I can think of an obvious reason, as can you.

But sometimes these niceties escape others. GQ published a story yesterday about the perplexing disparity in Trump’s quick insistence on death for the ISIS degenerate in New York and silence about capital punishment for others, most notably Vegas degenerate Stephen Paddock. After a million or so people emailed and tweeted at them a theory as to why, they offered this correction:

Edit: An earlier version of this article used a headline noting that Trump had publicly called for the death penalty in the New York attack, but not the Las Vegas shooting in particular. That discrepancy is probably related to the fact that the Las Vegas shooter is dead. We regret the error.

One killer is dead, the other is alive. That *would* explain it. Amazingly, another reporter made the same goof. Watch below as Politico’s Eli Stokols stumbles into the same mistake live on MSNBC. If you’re going to nail the president for alleged prejudice in deciding who should and shouldn’t get the death penalty, might be worth double-checking which suspects still have a pulse first.

The clip of Stokols that’s going around, including on Fox News, is 20 seconds long and cuts off right after he mentions the Vegas shooter. Watch the full exchange, though, and you’ll see that he goes on to invoke a more interesting comparison: Why call for death for Saipov but not for the white nationalist who mowed down Heather Heyer in Charlottesville? He’s still alive and he used the same method as Saipov to kill. That’s an apples-to-apples comparison, isn’t it?
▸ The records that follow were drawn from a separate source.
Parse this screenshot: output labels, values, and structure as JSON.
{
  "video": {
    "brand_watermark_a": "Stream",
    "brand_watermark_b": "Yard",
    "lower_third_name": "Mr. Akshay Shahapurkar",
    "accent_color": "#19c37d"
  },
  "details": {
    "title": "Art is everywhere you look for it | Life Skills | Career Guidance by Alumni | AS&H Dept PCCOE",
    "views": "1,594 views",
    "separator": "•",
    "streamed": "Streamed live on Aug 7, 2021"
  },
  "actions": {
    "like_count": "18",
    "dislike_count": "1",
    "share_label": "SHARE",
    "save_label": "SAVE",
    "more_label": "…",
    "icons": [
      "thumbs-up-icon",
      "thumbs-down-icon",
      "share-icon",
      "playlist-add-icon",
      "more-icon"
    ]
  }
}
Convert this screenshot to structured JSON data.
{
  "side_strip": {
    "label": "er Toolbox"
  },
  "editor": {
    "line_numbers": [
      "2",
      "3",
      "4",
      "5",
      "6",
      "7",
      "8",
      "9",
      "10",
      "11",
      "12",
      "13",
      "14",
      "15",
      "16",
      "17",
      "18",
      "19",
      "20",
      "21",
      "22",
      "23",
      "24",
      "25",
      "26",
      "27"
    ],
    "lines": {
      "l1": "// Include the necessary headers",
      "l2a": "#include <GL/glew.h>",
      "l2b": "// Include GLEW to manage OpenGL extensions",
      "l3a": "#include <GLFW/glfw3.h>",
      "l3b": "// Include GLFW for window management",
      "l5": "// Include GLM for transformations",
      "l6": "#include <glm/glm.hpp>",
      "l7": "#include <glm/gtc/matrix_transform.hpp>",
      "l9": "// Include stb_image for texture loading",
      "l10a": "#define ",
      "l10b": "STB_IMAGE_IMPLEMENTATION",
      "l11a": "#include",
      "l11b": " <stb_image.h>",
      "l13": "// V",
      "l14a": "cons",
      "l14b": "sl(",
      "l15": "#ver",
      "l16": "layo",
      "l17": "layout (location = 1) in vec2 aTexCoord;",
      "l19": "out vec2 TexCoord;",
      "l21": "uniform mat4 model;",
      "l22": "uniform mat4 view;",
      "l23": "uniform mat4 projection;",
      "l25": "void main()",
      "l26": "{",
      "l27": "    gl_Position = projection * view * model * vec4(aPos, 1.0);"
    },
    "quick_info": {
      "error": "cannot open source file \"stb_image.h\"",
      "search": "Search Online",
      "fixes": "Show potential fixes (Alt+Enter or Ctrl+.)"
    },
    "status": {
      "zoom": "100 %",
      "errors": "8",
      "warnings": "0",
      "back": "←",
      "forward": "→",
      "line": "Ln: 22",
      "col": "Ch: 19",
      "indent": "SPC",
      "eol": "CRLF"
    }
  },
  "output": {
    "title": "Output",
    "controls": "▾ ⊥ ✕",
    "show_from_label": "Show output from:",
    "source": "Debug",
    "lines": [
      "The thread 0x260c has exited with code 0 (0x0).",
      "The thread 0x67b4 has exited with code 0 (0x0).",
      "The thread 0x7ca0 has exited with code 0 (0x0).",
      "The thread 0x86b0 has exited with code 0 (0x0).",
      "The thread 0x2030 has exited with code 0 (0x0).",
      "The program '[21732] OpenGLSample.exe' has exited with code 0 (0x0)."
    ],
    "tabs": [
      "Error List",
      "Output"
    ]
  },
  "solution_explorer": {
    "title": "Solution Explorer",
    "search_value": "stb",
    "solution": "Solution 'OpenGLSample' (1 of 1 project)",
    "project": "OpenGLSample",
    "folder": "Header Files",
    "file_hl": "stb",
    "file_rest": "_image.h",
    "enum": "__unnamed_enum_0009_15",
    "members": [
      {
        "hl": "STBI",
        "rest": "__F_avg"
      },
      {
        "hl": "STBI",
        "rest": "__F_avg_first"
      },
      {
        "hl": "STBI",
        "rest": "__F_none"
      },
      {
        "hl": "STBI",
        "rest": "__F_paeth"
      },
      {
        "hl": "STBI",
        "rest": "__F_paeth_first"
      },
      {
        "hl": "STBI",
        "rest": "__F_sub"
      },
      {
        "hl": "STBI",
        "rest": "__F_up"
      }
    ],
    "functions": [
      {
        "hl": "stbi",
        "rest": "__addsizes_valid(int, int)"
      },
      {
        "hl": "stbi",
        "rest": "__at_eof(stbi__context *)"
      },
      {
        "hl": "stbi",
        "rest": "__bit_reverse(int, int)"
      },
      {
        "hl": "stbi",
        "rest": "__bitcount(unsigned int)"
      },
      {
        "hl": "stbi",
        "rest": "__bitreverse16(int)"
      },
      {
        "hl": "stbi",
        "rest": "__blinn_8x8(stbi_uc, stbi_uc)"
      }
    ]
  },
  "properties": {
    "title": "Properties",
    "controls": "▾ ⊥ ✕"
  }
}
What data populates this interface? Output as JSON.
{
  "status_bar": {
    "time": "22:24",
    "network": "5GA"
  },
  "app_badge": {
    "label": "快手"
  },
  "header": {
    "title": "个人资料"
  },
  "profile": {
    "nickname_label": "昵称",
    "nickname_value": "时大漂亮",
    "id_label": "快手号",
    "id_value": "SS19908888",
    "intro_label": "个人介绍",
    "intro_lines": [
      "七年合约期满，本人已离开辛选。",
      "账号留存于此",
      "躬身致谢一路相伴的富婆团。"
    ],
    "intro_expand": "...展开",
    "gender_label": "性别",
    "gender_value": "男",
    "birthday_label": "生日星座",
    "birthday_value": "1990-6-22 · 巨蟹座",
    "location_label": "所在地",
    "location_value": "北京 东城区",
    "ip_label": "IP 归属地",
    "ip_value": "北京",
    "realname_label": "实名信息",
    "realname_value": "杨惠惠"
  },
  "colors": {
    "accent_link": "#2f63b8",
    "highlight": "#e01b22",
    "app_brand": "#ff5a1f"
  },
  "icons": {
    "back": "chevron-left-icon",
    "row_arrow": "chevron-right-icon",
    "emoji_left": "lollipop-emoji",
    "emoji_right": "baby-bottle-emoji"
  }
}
The least charitable read on that is, a la Stokols, that Trump is playing white identity politics. The Muslim gets insta-death, the white nationalist gets due process. Slightly (but only slightly) more charitable is the idea that Trump blames both sides, the alt-right and Antifa, for things turning violent in Charlottesville — and he’s not alone in doing so. That’s not apples-to-apples with someone plowing into a group of pedestrians out of the blue in lower Manhattan. If you endorse that approach, though, you’re left arguing that a scumbag gunning his car at a crowd of people and killing one of them isn’t quite first-degree murder, that it’s somehow a logical result of two hostile groups throwing punches at each other. Good luck with that. Especially since, as far as I know, there’s no evidence that Heyer herself was threatening anyone.

There’s another possibility. Maybe Trump thinks that Saipov is a special case because jihadism is a special case, at the heart of the war on terror. A big wrinkle in the “Trump doesn’t want to execute white guys!” argument is that he’s spent the last two years calling for the death penalty for Bowe Bergdahl, a not insignificant factor in Bergdahl getting a light sentence. Trump may feel, as doubtless do many others, that special penalties should be reserved for people who get Americans killed by either waging war on the United States (a la Saipov) or going outside the wire to join people who are waging war (a la Bergdahl). Although you can anticipate the reply to that: Wasn’t the Nazi who ran over Heyer also waging war against the U.S. in his own way? There may not be an AUMF in his case but he had his own anti-American reasons for doing what he did.